But then episode 151 of TWD rolled out the red carpet for surreal nightmarescapes. The fan base was feeling it when "Splinter," the 20th episode of the show's tenth season, added two heaping scoops of unreliable narration, and they're currently buzzing on Reddit's /r/thewalkingdead forum trying to nail down exactly what they just watched.

If you haven't caught it yet, "Splinter" is a mind trip. After being captured by shadowy, Stormtrooper-looking forces, Juanita Sanchez, a.k.a. Princess (Paola Lázaro), finds herself with an unenviable case of dream sequence freak outs. Or does she? "Can't make up my mind up about which parts exactly were real and which were in her head," wrote one Reddit user after the episode debuted early on the AMC Premiere streaming service. Much like Princess may or may not have been, the viewer was not alone.

The Walking Dead, Princess, and unreliable narration

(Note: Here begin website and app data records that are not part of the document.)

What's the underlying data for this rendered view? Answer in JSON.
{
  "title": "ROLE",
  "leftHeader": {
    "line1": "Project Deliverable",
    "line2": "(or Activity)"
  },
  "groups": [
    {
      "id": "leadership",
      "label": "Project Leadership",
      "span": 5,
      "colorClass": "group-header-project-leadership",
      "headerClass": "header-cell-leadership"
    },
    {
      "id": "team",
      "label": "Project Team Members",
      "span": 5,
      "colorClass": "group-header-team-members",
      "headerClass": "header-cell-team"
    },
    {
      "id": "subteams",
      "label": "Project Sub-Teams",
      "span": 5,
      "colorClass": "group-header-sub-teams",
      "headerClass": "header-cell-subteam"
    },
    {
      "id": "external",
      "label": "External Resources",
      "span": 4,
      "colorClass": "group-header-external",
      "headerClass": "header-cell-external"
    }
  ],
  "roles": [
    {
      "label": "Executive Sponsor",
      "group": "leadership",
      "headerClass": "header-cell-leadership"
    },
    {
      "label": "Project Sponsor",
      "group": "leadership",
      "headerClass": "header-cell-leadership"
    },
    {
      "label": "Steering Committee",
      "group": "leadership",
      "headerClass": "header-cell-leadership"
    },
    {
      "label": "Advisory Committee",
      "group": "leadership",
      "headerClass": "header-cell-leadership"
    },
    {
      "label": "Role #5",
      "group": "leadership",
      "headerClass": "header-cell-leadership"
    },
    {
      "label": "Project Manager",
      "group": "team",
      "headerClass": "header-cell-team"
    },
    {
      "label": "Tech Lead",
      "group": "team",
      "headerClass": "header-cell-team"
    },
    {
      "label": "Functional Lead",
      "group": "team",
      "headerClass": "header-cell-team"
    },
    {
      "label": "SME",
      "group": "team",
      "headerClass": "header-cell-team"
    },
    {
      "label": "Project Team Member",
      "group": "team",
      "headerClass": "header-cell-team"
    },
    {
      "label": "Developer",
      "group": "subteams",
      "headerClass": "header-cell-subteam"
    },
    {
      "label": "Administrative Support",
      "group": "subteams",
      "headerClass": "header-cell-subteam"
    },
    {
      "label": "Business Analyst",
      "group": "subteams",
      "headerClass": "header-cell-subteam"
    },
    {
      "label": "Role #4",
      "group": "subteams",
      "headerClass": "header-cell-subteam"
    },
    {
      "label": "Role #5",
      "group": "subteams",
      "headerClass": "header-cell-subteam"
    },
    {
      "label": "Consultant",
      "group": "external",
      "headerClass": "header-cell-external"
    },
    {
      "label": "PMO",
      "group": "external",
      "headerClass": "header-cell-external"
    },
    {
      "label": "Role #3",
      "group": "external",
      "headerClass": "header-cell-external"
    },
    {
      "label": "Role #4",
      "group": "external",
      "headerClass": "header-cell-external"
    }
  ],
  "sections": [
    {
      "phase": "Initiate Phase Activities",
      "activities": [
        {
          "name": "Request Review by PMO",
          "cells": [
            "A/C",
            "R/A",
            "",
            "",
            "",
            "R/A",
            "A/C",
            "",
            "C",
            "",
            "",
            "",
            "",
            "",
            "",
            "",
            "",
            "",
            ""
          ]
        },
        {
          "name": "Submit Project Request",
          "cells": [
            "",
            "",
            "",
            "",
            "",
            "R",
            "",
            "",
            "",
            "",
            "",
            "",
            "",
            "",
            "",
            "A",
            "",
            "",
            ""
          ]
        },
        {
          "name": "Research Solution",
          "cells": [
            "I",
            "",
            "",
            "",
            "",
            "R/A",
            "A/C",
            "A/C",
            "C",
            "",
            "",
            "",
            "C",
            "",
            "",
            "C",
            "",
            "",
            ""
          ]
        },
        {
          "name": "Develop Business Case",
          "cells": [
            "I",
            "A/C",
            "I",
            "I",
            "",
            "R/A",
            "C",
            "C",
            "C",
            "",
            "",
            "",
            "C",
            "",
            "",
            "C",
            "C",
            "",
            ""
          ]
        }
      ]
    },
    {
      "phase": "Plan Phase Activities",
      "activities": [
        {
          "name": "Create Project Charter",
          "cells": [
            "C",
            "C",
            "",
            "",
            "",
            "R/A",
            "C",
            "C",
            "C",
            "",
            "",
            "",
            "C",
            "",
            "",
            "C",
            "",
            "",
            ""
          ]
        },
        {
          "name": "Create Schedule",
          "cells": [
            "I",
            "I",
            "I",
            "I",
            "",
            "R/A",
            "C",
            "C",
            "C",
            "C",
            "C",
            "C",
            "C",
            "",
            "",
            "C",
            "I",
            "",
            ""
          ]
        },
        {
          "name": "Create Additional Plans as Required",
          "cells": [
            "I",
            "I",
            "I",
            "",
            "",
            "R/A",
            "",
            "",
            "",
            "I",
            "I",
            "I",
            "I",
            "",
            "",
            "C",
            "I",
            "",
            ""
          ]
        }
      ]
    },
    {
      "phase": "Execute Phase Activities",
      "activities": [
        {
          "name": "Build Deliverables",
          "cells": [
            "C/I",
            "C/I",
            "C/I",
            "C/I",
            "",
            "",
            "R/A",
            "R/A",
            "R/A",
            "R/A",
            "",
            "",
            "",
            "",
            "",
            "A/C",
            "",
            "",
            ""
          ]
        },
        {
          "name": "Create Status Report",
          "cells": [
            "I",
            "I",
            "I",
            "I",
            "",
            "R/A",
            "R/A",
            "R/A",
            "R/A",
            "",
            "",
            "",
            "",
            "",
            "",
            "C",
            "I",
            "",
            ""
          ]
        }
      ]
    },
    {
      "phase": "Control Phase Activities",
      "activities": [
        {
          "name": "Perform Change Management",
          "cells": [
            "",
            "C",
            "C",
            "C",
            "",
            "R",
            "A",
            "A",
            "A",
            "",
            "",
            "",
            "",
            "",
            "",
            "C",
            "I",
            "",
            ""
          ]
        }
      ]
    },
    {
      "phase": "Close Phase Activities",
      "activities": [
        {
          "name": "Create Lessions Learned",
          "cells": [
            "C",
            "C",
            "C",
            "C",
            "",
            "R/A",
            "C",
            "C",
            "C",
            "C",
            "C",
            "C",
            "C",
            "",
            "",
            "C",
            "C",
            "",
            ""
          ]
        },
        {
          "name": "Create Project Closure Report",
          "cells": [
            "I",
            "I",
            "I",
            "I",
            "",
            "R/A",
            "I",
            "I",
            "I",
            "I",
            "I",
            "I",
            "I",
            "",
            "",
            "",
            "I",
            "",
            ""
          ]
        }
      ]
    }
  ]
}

"(Princess) got slammed to the ground so hard at the beginning of (the) episode, she likely had a concussion herself," one user wrote, trying to assign some reason to the plot of "Splinter." 

"This episode was a total trip," wrote another, optimistically adding that "Princess is my favorite so I hope things go well for her and she makes new friends/family."

The story, with its disjointed narrative, inconsistencies, and extra-freaky Ezekiel, definitely kept the fans guessing. "I'm not sure Princess ever left the train," one Reddit user stated, echoing the thoughts of other viewers. "Maybe she never left the train car, maybe she did and the guards and prisoners at the end were imagined, maybe the whole episode was a fever dream. I don't think we can really start picking apart logical inconsistencies until we get a clearer picture."

Whatever the case, "Splinter" seems to have served as an effective piece of character development for its main character. "What is clear," another user chimed in, "is that a lot of terrible things happened to Princess in her past and that she has formed a very tight bond very quickly with Eugene, Yumiko and Ezekiel, and that her coping mechanisms for her early trauma and her extended isolation include full blown delusions, much like Rick after losing Lori."

For the curious, "Splinter" remains available to stream on AMC Premiere, and is scheduled to air on AMC on March 21.